» **EXERCISE AIM**
Lines below that include the word "likes" should each be copied.

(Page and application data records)
----------

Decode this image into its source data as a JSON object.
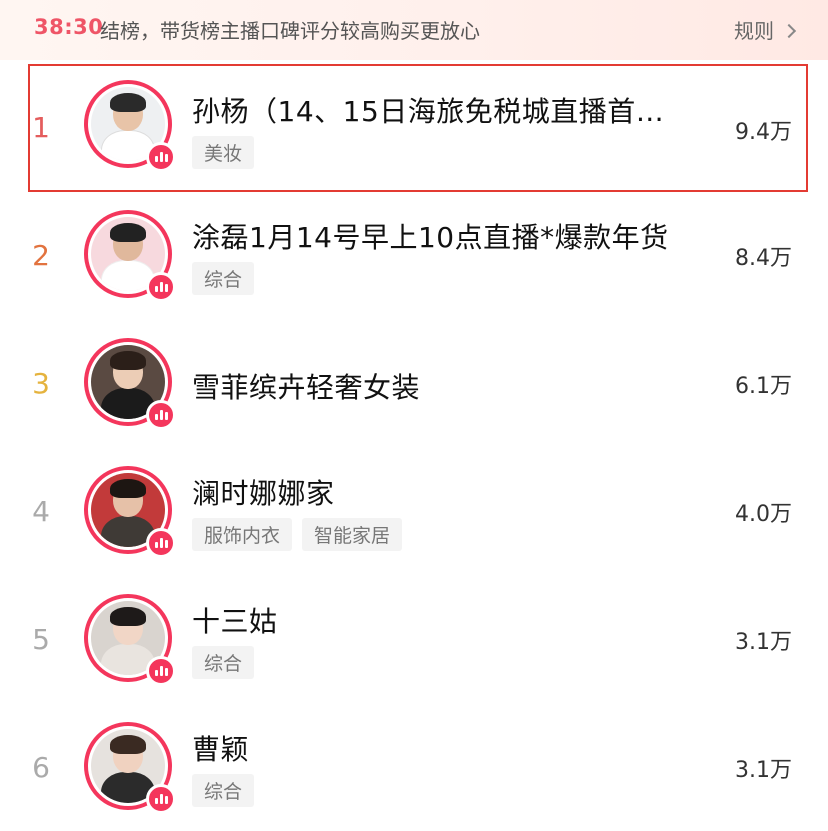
{
  "topbar": {
    "timer": "38:30",
    "notice": "结榜，带货榜主播口碑评分较高购买更放心",
    "rules_label": "规则"
  },
  "rank_colors": {
    "1": "#e45d5d",
    "2": "#e2733f",
    "3": "#e5b33e",
    "other": "#aaaaaa"
  },
  "entries": [
    {
      "rank": "1",
      "name": "孙杨（14、15日海旅免税城直播首…",
      "tags": [
        "美妆"
      ],
      "fans": "9.4万"
    },
    {
      "rank": "2",
      "name": "涂磊1月14号早上10点直播*爆款年货",
      "tags": [
        "综合"
      ],
      "fans": "8.4万"
    },
    {
      "rank": "3",
      "name": "雪菲缤卉轻奢女装",
      "tags": [],
      "fans": "6.1万"
    },
    {
      "rank": "4",
      "name": "澜时娜娜家",
      "tags": [
        "服饰内衣",
        "智能家居"
      ],
      "fans": "4.0万"
    },
    {
      "rank": "5",
      "name": "十三姑",
      "tags": [
        "综合"
      ],
      "fans": "3.1万"
    },
    {
      "rank": "6",
      "name": "曹颖",
      "tags": [
        "综合"
      ],
      "fans": "3.1万"
    }
  ]
}
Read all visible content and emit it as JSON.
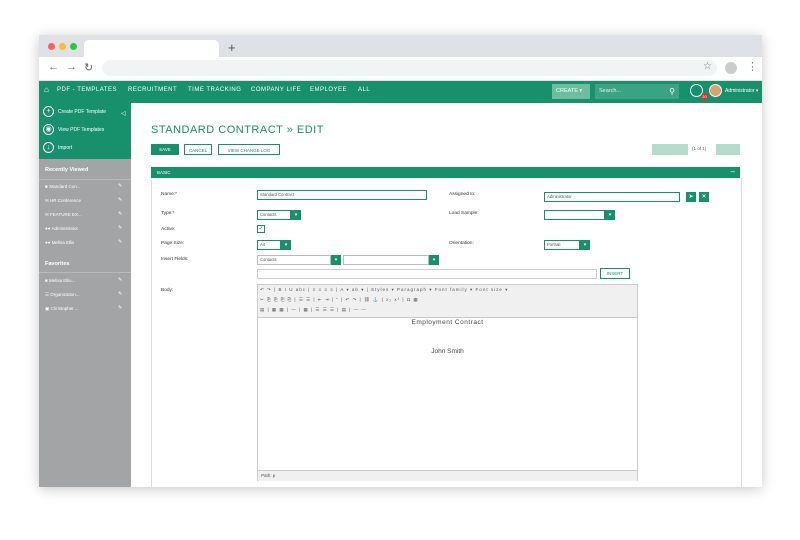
{
  "browser": {
    "new_tab_symbol": "+"
  },
  "nav": {
    "home_icon": "home-icon",
    "items": [
      "PDF - TEMPLATES",
      "RECRUITMENT",
      "TIME TRACKING",
      "COMPANY LIFE",
      "EMPLOYEE",
      "ALL"
    ],
    "create_label": "CREATE",
    "search_placeholder": "Search...",
    "notifications_count": "20",
    "user_label": "Administrator"
  },
  "sidebar": {
    "actions": [
      "Create PDF Template",
      "View PDF Templates",
      "Import"
    ],
    "recent_heading": "Recently Viewed",
    "recent_items": [
      "Standard Con...",
      "HR Conference",
      "FEATURE EX...",
      "Administrator",
      "Melisa Ellis"
    ],
    "favorites_heading": "Favorites",
    "favorite_items": [
      "Melisa Ellis...",
      "Organization...",
      "Christopher ..."
    ]
  },
  "page": {
    "title": "STANDARD CONTRACT » EDIT",
    "buttons": {
      "save": "SAVE",
      "cancel": "CANCEL",
      "view_log": "VIEW CHANGE LOG"
    },
    "pagination": "(1 of 1)"
  },
  "panel": {
    "title": "BASIC",
    "collapse_symbol": "–"
  },
  "form": {
    "name_label": "Name:*",
    "name_value": "Standard Contract",
    "assigned_label": "Assigned to:",
    "assigned_value": "Administrator",
    "type_label": "Type:*",
    "type_value": "Contacts",
    "load_sample_label": "Load Sample:",
    "active_label": "Active:",
    "page_size_label": "Page Size:",
    "page_size_value": "A4",
    "orientation_label": "Orientation:",
    "orientation_value": "Portrait",
    "insert_fields_label": "Insert Fields:",
    "insert_fields_value": "Contacts",
    "insert_button": "INSERT",
    "body_label": "Body:"
  },
  "editor": {
    "toolbar_row1": "↶ ↷ | B I U abc | ≡ ≡ ≡ ≡ | A ▾ ab ▾ | Styles ▾ Paragraph ▾ Font family ▾ Font size ▾",
    "toolbar_row2": "✂ ⎘ ⎘ ⎘ ⎘ | ☰ ☰ | ⇤ ⇥ | ” | ↶ ↷ | ⛓ ⚓ | x₂ x² | Ω ▦",
    "toolbar_row3": "▤ | ▦ ▦ | — | ▦ | ☰ ☰ ☰ | ▤ | — —",
    "doc_title": "Employment Contract",
    "doc_name": "John Smith",
    "path_label": "Path: p"
  }
}
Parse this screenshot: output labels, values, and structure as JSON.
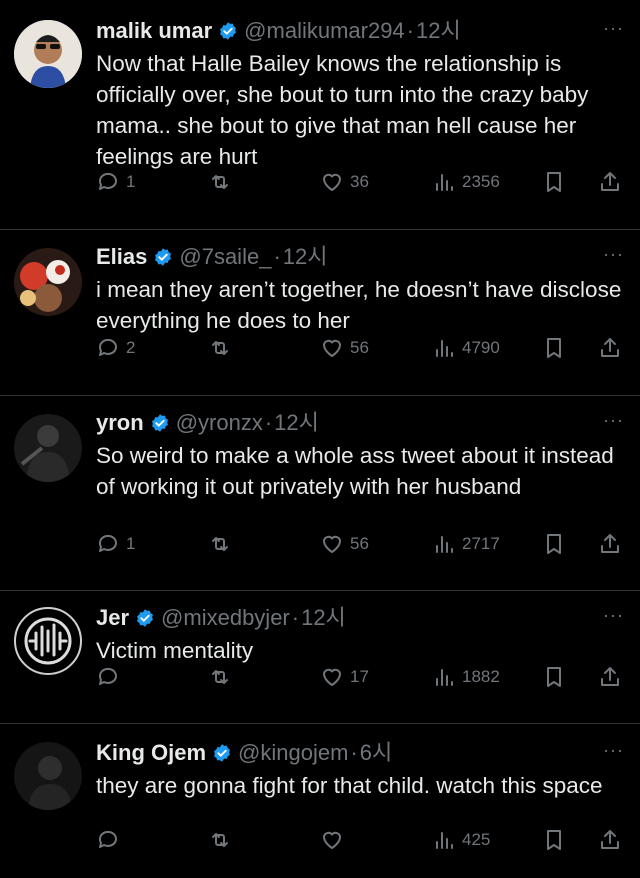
{
  "tweets": [
    {
      "name": "malik umar",
      "handle": "@malikumar294",
      "dot": "·",
      "time": "12시",
      "more": "···",
      "text": "Now that Halle Bailey knows the relationship is officially over, she bout to turn into the crazy baby mama.. she bout to give that man hell cause her feelings are hurt",
      "replies": "1",
      "retweets": "",
      "likes": "36",
      "views": "2356"
    },
    {
      "name": "Elias",
      "handle": "@7saile_",
      "dot": "·",
      "time": "12시",
      "more": "···",
      "text": "i mean they aren’t together, he doesn’t have disclose everything he does to her",
      "replies": "2",
      "retweets": "",
      "likes": "56",
      "views": "4790"
    },
    {
      "name": "yron",
      "handle": "@yronzx",
      "dot": "·",
      "time": "12시",
      "more": "···",
      "text": "So weird to make a whole ass tweet about it instead of working it out privately with her husband",
      "replies": "1",
      "retweets": "",
      "likes": "56",
      "views": "2717"
    },
    {
      "name": "Jer",
      "handle": "@mixedbyjer",
      "dot": "·",
      "time": "12시",
      "more": "···",
      "text": "Victim mentality",
      "replies": "",
      "retweets": "",
      "likes": "17",
      "views": "1882"
    },
    {
      "name": "King Ojem",
      "handle": "@kingojem",
      "dot": "·",
      "time": "6시",
      "more": "···",
      "text": "they are gonna fight for that child. watch this space",
      "replies": "",
      "retweets": "",
      "likes": "",
      "views": "425"
    }
  ],
  "colors": {
    "background": "#000000",
    "text": "#e7e9ea",
    "muted": "#71767b",
    "verified": "#1d9bf0",
    "divider": "#2f3336"
  }
}
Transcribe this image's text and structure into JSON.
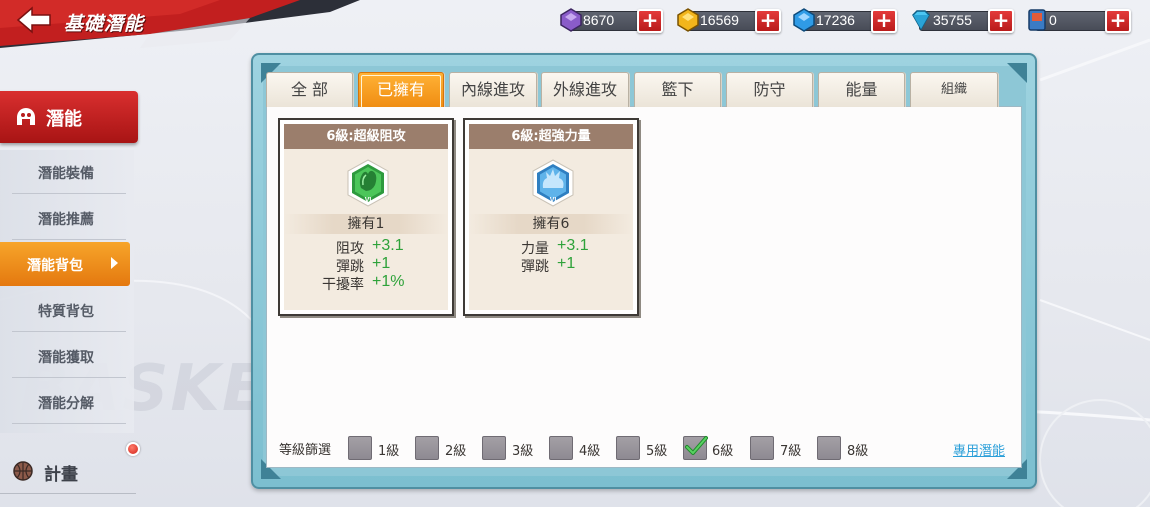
{
  "header": {
    "title": "基礎潛能"
  },
  "currencies": [
    {
      "name": "purple-gem",
      "value": "8670",
      "color": "#8a5cc9"
    },
    {
      "name": "gold-coin",
      "value": "16569",
      "color": "#f2b51c"
    },
    {
      "name": "blue-crystal",
      "value": "17236",
      "color": "#2f9be6"
    },
    {
      "name": "diamond",
      "value": "35755",
      "color": "#4cc6f2"
    },
    {
      "name": "card-ticket",
      "value": "0",
      "color": "#3b7bc4"
    }
  ],
  "sidebar": {
    "main_label": "潛能",
    "items": [
      {
        "label": "潛能裝備",
        "active": false
      },
      {
        "label": "潛能推薦",
        "active": false
      },
      {
        "label": "潛能背包",
        "active": true
      },
      {
        "label": "特質背包",
        "active": false
      },
      {
        "label": "潛能獲取",
        "active": false
      },
      {
        "label": "潛能分解",
        "active": false
      }
    ],
    "plan_label": "計畫"
  },
  "tabs": [
    {
      "label": "全 部",
      "active": false
    },
    {
      "label": "已擁有",
      "active": true
    },
    {
      "label": "內線進攻",
      "active": false
    },
    {
      "label": "外線進攻",
      "active": false
    },
    {
      "label": "籃下",
      "active": false
    },
    {
      "label": "防守",
      "active": false
    },
    {
      "label": "能量",
      "active": false
    },
    {
      "label": "組織",
      "active": false
    }
  ],
  "cards": [
    {
      "title": "6級:超級阻攻",
      "icon": "green-hand-emblem",
      "owned": "擁有1",
      "stats": [
        {
          "name": "阻攻",
          "value": "+3.1"
        },
        {
          "name": "彈跳",
          "value": "+1"
        },
        {
          "name": "干擾率",
          "value": "+1%"
        }
      ]
    },
    {
      "title": "6級:超強力量",
      "icon": "blue-splash-emblem",
      "owned": "擁有6",
      "stats": [
        {
          "name": "力量",
          "value": "+3.1"
        },
        {
          "name": "彈跳",
          "value": "+1"
        }
      ]
    }
  ],
  "filter": {
    "label": "等級篩選",
    "levels": [
      {
        "label": "1級",
        "checked": false
      },
      {
        "label": "2級",
        "checked": false
      },
      {
        "label": "3級",
        "checked": false
      },
      {
        "label": "4級",
        "checked": false
      },
      {
        "label": "5級",
        "checked": false
      },
      {
        "label": "6級",
        "checked": true
      },
      {
        "label": "7級",
        "checked": false
      },
      {
        "label": "8級",
        "checked": false
      }
    ]
  },
  "link_label": "專用潛能",
  "background_text": "BASKET",
  "colors": {
    "accent_orange": "#f08d12",
    "brand_red": "#c21f1f",
    "panel_teal": "#8dc7d6",
    "stat_green": "#2ea23a",
    "link_blue": "#2b9fd9"
  }
}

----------

» **SOLVED PROBLEM**
      "likes": "36",
      "likes": "56",
      "likes": "56",
      "likes": "17",
      "likes": "",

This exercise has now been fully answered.